- [Exercise description] Copy out every line of the data that has the word "Records" somewhere in it.

Dataset rows for apps and sites:

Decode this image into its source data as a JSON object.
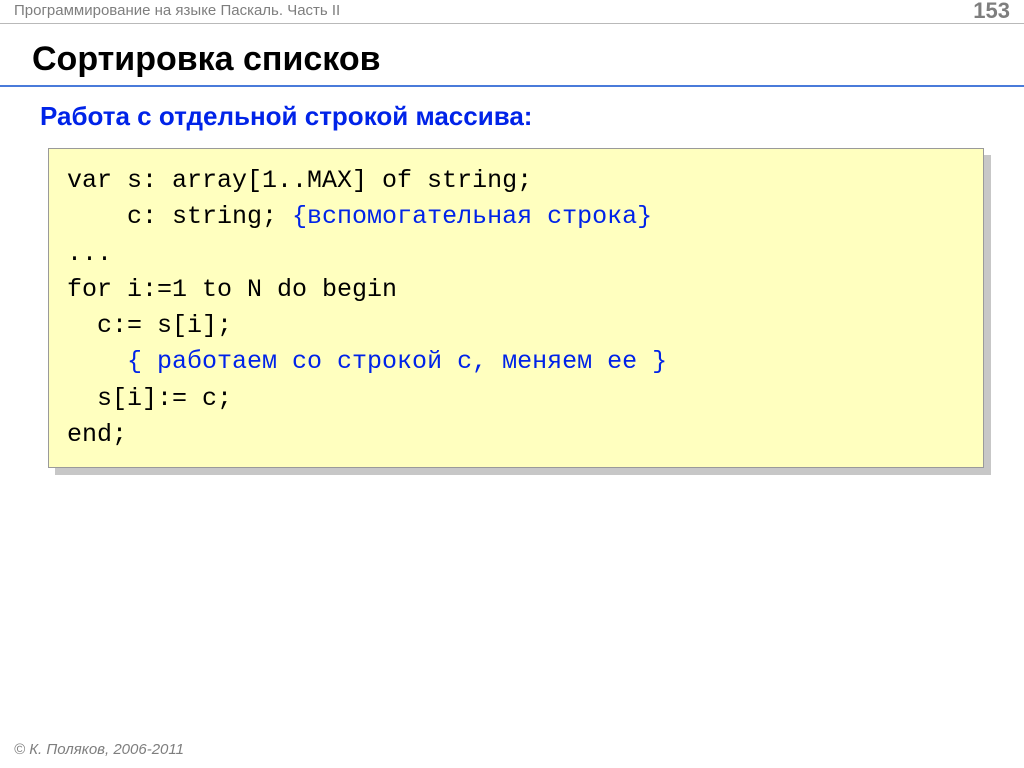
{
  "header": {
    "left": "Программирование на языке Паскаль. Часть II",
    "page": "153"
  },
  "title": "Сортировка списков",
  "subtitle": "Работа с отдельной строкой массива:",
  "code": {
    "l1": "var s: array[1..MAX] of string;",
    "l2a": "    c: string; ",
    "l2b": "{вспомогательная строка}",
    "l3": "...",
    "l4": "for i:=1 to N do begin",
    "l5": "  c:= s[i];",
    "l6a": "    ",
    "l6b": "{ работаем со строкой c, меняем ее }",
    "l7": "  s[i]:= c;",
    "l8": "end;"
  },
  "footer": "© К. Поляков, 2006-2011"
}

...

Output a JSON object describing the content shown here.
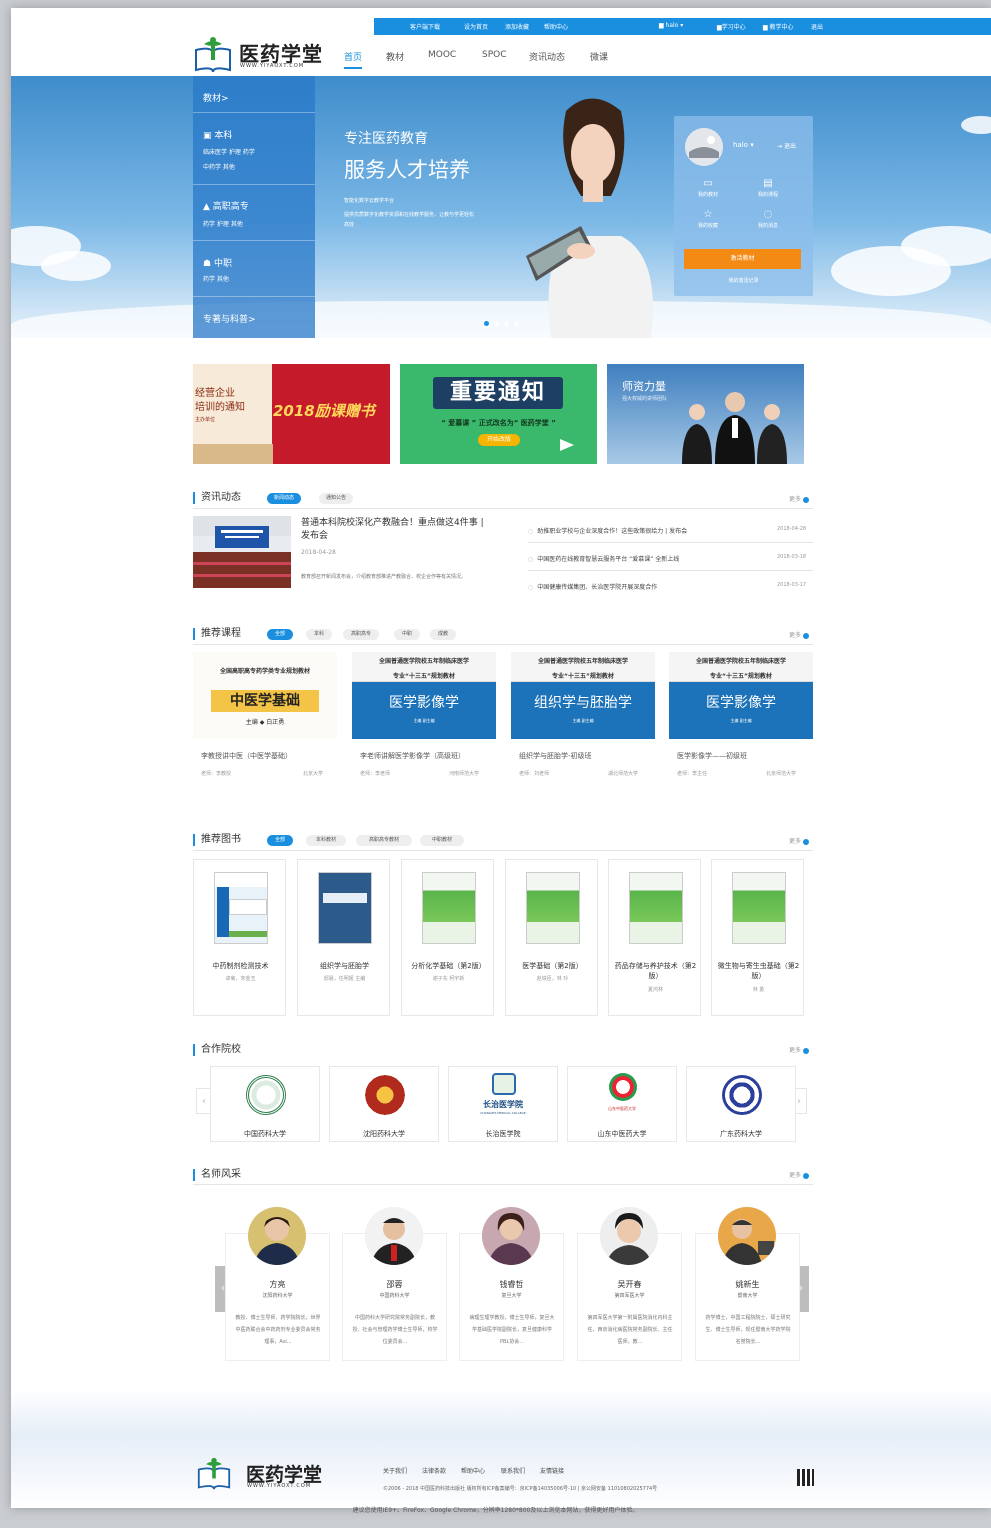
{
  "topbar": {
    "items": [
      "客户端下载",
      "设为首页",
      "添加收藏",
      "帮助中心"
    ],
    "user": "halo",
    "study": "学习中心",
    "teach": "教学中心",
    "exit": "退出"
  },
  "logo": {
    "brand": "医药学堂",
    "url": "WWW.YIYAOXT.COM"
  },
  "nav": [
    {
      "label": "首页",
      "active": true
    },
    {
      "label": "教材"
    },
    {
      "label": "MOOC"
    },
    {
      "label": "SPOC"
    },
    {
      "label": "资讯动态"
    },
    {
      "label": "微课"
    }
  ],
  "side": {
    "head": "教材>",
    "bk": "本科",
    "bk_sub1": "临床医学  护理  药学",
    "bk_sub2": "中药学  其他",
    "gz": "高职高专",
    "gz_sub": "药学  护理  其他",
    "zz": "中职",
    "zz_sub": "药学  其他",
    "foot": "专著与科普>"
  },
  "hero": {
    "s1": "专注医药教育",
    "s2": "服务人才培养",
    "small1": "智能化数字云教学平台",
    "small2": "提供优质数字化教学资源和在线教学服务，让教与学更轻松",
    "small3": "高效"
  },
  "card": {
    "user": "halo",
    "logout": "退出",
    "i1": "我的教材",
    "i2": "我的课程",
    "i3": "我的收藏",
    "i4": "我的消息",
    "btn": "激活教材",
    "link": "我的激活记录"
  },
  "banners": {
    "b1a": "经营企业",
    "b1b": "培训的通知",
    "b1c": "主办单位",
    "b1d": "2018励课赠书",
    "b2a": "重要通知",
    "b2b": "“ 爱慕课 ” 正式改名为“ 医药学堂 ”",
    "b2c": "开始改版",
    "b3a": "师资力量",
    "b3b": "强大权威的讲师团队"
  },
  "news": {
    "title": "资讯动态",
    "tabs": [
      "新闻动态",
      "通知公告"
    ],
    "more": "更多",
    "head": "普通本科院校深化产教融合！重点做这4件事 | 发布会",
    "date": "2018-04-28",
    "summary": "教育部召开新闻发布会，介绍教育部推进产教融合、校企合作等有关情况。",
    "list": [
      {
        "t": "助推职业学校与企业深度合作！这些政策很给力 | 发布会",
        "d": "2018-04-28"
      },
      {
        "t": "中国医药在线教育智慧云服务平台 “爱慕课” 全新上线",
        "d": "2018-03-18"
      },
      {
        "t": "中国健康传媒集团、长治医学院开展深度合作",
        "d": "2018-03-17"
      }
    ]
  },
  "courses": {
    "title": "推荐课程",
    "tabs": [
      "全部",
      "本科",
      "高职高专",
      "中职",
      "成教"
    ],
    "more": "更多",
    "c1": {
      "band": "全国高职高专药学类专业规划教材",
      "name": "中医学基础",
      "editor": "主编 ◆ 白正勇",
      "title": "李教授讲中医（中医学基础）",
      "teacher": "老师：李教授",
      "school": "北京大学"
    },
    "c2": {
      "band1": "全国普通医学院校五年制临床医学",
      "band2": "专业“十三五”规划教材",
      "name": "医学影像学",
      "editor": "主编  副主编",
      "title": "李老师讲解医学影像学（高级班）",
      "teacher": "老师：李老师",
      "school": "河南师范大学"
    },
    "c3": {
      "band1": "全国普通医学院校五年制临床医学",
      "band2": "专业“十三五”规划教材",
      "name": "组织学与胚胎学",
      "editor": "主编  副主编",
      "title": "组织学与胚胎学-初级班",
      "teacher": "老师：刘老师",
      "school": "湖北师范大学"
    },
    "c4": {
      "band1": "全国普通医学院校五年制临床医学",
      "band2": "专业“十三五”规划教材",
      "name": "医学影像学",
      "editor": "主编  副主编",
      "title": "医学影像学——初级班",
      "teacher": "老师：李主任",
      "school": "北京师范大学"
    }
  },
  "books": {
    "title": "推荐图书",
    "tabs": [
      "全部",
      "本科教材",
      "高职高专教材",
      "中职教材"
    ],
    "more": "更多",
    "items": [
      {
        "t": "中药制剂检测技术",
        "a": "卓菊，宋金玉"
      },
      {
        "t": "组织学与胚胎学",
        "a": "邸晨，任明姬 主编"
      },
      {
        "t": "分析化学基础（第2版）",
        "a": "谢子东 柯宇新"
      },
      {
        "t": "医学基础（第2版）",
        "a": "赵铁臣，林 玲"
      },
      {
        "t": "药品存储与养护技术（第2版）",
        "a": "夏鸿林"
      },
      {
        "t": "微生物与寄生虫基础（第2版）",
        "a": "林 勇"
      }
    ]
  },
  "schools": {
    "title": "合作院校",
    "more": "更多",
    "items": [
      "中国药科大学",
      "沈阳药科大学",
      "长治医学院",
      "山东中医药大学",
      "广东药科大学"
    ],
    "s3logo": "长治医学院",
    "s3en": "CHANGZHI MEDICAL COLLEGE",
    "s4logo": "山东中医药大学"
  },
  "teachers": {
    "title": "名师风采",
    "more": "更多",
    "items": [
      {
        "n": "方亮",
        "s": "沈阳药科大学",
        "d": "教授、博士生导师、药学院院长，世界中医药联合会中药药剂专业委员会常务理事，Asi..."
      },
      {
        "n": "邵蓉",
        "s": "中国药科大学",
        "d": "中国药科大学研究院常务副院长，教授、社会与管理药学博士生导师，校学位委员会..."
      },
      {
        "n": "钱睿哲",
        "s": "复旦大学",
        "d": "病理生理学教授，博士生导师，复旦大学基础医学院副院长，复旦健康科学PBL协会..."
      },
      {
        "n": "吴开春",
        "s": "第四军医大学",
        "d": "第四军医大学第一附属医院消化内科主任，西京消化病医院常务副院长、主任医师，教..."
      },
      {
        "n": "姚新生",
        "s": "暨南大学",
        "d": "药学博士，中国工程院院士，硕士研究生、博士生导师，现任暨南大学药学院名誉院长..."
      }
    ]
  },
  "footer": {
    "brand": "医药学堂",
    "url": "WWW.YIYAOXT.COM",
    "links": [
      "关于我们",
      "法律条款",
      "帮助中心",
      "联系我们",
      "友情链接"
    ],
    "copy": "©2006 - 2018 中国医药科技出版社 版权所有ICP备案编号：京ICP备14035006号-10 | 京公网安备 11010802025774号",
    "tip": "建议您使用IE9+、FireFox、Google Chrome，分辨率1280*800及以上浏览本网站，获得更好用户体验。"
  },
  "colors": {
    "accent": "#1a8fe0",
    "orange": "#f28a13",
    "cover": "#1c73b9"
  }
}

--

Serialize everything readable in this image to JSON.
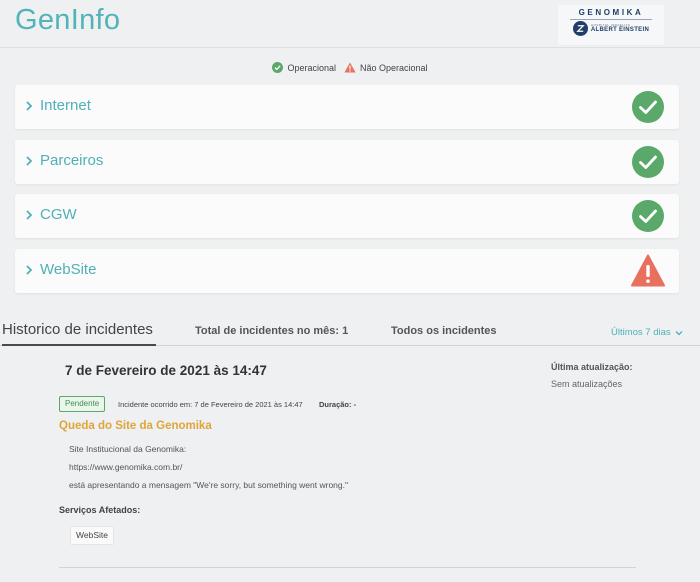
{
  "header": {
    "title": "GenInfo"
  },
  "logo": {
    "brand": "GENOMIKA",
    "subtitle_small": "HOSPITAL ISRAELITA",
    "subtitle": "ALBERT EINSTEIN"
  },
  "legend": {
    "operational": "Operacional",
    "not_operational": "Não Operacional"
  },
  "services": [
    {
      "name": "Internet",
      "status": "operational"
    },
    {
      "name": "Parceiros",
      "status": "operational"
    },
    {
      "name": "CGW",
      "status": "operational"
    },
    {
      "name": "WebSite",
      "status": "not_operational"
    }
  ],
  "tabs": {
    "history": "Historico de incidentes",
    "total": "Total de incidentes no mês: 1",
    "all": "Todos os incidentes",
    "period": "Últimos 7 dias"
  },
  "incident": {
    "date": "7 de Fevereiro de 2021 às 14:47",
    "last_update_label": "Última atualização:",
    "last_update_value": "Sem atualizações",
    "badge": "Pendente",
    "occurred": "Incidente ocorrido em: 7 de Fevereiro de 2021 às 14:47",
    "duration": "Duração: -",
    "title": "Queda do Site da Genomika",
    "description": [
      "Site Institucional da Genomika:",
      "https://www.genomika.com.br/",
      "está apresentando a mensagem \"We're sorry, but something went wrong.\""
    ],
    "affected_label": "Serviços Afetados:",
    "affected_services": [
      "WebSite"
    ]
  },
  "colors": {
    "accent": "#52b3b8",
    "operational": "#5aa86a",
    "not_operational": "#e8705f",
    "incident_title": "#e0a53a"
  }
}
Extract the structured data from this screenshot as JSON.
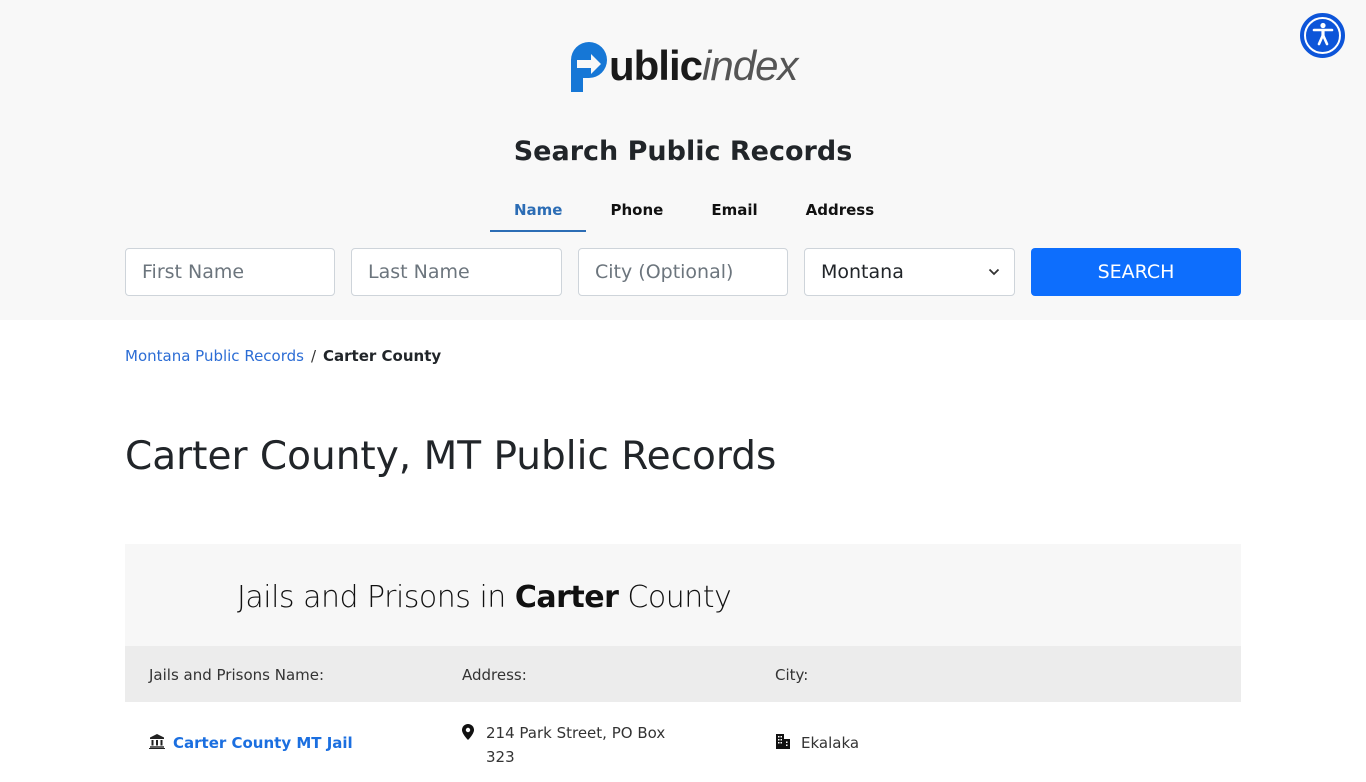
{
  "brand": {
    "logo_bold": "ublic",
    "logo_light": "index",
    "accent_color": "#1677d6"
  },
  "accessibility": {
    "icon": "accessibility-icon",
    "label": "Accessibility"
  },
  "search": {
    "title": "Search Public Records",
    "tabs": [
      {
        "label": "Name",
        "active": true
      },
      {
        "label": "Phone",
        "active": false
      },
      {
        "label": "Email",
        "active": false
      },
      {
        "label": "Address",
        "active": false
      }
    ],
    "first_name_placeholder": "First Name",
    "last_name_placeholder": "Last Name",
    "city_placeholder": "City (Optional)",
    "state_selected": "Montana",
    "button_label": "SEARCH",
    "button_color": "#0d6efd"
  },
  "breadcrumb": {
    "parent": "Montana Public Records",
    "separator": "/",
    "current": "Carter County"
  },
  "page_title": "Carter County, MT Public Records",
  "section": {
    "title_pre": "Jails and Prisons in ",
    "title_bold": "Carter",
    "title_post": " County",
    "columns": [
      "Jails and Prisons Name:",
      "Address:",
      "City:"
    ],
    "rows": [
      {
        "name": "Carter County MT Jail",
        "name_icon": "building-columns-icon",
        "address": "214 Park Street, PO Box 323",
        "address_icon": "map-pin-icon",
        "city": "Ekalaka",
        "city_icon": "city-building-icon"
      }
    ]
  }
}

- [Solution]
    "title": "Search Public Records",
    "parent": "Montana Public Records",
  "page_title": "Carter County, MT Public Records",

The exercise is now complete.